→ TASK: Number of lines below with the word "this": state it and write nothing more.

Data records
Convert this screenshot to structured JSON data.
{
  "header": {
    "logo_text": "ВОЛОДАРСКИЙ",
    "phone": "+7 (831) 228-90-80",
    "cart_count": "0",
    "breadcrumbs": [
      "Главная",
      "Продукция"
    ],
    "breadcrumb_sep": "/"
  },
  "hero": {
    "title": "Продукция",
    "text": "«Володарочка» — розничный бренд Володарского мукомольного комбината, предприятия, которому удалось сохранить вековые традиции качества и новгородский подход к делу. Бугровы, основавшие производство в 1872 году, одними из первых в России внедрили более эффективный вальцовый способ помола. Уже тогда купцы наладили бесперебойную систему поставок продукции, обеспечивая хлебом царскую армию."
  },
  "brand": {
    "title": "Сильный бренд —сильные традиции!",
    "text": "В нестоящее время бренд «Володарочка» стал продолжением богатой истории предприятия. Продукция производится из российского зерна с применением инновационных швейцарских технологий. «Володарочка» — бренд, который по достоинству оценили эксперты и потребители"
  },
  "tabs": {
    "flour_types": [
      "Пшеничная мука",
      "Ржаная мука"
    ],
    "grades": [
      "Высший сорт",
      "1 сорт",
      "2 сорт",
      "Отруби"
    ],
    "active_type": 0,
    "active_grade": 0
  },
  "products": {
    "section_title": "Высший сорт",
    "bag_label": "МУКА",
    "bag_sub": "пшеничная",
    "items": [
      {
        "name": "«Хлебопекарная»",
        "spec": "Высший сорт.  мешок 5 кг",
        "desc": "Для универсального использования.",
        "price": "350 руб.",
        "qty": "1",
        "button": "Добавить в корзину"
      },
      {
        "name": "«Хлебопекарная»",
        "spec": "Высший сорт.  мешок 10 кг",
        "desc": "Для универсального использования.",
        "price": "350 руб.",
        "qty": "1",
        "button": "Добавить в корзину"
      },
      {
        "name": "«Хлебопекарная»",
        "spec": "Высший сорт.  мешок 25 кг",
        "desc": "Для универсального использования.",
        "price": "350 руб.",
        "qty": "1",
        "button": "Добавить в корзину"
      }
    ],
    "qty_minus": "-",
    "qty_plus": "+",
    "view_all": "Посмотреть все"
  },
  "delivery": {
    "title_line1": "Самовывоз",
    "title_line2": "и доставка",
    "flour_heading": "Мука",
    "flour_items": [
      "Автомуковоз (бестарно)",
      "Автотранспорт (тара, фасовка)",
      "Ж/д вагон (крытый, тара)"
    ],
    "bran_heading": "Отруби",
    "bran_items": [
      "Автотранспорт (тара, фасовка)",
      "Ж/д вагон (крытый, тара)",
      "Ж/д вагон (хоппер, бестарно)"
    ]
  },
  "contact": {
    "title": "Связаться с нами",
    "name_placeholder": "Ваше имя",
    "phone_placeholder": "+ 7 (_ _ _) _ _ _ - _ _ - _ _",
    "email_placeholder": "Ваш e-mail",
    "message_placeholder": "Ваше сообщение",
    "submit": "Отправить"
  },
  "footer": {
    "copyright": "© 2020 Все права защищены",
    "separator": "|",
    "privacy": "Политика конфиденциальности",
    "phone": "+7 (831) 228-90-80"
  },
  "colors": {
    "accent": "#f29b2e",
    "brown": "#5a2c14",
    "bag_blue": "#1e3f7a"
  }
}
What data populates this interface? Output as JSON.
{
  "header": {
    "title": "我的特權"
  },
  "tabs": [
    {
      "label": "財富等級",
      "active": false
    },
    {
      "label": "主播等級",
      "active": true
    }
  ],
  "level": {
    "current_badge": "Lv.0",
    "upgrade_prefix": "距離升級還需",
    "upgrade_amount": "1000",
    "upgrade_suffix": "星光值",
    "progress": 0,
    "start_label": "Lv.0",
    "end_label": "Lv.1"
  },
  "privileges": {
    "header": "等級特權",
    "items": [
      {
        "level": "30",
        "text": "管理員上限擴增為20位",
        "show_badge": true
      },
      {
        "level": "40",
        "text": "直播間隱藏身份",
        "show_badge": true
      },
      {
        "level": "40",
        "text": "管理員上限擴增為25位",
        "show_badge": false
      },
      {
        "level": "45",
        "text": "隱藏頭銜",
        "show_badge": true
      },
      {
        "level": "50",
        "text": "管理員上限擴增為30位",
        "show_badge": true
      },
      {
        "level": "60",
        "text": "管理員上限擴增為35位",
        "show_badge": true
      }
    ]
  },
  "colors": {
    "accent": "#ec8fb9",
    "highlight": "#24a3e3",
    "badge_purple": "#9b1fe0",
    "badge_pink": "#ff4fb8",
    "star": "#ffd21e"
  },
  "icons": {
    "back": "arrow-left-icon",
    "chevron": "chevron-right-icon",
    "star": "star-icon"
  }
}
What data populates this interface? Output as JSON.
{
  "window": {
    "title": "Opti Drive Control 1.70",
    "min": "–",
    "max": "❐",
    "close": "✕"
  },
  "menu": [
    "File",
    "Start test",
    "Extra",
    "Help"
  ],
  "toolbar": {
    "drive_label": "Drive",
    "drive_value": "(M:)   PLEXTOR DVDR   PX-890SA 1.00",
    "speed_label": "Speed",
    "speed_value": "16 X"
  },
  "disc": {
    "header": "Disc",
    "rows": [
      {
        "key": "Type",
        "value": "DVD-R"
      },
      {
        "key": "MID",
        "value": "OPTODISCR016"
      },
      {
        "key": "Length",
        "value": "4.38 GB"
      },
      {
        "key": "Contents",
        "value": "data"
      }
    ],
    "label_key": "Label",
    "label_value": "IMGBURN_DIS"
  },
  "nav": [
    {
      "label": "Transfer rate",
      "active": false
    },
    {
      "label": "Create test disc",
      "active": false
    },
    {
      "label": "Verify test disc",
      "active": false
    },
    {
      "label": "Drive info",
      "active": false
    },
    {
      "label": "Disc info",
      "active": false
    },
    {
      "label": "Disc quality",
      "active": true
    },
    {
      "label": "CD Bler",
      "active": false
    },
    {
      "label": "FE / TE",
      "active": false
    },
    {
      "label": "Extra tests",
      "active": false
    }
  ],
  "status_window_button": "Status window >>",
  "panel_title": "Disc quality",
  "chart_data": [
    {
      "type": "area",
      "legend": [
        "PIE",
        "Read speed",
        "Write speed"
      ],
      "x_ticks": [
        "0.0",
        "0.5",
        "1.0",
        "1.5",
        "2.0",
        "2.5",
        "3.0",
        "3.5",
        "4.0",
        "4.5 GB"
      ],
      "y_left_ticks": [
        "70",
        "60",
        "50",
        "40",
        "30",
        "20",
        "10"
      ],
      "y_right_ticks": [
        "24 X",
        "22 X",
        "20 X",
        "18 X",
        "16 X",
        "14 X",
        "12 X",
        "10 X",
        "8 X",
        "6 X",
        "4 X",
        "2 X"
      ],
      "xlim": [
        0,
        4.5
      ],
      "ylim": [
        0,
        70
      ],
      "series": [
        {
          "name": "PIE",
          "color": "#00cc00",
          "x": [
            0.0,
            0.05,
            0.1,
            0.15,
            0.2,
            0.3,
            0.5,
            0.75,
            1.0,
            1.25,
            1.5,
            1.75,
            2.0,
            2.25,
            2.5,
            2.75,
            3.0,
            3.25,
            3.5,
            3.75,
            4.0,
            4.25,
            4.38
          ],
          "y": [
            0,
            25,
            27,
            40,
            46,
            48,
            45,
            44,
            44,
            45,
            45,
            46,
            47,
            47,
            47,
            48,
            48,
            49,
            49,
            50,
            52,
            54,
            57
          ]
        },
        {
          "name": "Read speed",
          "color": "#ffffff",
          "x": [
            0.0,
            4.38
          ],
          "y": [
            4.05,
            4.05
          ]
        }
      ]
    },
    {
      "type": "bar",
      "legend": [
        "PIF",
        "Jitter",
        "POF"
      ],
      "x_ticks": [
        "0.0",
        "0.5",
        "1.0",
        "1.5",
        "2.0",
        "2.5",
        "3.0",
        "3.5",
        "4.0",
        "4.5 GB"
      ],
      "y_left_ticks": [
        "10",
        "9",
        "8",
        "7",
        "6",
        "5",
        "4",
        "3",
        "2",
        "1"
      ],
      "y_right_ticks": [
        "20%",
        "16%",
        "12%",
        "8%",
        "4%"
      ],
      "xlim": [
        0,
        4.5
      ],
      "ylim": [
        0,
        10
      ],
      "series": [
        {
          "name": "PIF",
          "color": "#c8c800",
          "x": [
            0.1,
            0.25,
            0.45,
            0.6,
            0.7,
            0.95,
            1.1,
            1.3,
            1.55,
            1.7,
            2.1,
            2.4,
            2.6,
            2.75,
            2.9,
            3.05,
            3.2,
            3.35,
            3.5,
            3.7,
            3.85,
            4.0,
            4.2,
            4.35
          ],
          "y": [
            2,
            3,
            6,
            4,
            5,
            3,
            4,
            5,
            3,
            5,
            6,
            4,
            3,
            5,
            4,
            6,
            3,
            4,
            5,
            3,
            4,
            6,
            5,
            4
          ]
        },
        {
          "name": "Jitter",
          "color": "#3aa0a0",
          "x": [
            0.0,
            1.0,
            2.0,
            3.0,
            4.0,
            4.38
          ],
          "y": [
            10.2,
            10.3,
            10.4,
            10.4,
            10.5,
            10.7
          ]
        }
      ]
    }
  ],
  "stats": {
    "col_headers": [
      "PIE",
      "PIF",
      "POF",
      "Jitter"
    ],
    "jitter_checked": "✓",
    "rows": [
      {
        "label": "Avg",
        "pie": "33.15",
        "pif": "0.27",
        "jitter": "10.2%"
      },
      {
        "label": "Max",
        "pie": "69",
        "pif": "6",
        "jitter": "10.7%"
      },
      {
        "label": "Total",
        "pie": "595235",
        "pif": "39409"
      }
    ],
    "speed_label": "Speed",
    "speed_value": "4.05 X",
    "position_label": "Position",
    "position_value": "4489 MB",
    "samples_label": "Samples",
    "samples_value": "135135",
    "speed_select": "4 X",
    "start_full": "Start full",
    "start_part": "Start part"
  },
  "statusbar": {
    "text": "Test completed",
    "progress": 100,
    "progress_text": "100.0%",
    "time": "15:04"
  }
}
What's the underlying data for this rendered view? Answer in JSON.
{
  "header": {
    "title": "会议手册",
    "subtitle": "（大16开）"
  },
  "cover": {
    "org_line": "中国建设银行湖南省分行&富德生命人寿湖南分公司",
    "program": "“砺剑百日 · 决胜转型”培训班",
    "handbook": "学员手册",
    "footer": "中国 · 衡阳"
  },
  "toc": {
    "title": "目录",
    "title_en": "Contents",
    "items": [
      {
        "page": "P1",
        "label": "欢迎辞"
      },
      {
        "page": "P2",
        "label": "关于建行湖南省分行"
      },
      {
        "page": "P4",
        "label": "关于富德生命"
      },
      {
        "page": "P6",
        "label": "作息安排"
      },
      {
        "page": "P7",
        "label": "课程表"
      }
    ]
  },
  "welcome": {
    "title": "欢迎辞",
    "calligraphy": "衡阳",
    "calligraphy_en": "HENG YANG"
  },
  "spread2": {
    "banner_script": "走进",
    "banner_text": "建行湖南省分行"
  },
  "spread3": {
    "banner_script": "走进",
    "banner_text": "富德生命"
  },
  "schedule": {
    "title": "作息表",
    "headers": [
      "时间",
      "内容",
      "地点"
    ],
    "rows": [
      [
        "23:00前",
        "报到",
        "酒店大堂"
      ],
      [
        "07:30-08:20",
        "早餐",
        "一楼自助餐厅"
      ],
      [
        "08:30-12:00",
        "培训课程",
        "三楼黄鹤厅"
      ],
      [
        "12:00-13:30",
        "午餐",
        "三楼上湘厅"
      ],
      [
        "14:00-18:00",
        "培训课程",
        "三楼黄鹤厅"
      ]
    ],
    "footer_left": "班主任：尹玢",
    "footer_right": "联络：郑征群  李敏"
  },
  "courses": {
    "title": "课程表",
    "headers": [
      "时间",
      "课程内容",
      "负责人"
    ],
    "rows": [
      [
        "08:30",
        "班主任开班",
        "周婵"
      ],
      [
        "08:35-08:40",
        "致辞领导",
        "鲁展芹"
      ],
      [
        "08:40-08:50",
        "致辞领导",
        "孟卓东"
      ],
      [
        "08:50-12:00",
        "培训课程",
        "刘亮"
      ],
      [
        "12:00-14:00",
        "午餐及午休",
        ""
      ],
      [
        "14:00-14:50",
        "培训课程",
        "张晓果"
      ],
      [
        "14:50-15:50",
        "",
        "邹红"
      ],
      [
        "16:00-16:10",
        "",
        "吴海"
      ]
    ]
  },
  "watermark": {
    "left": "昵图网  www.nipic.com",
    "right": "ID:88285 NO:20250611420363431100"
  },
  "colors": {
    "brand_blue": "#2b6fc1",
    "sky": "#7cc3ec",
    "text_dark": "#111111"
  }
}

→ EXERCISE RESULT: 4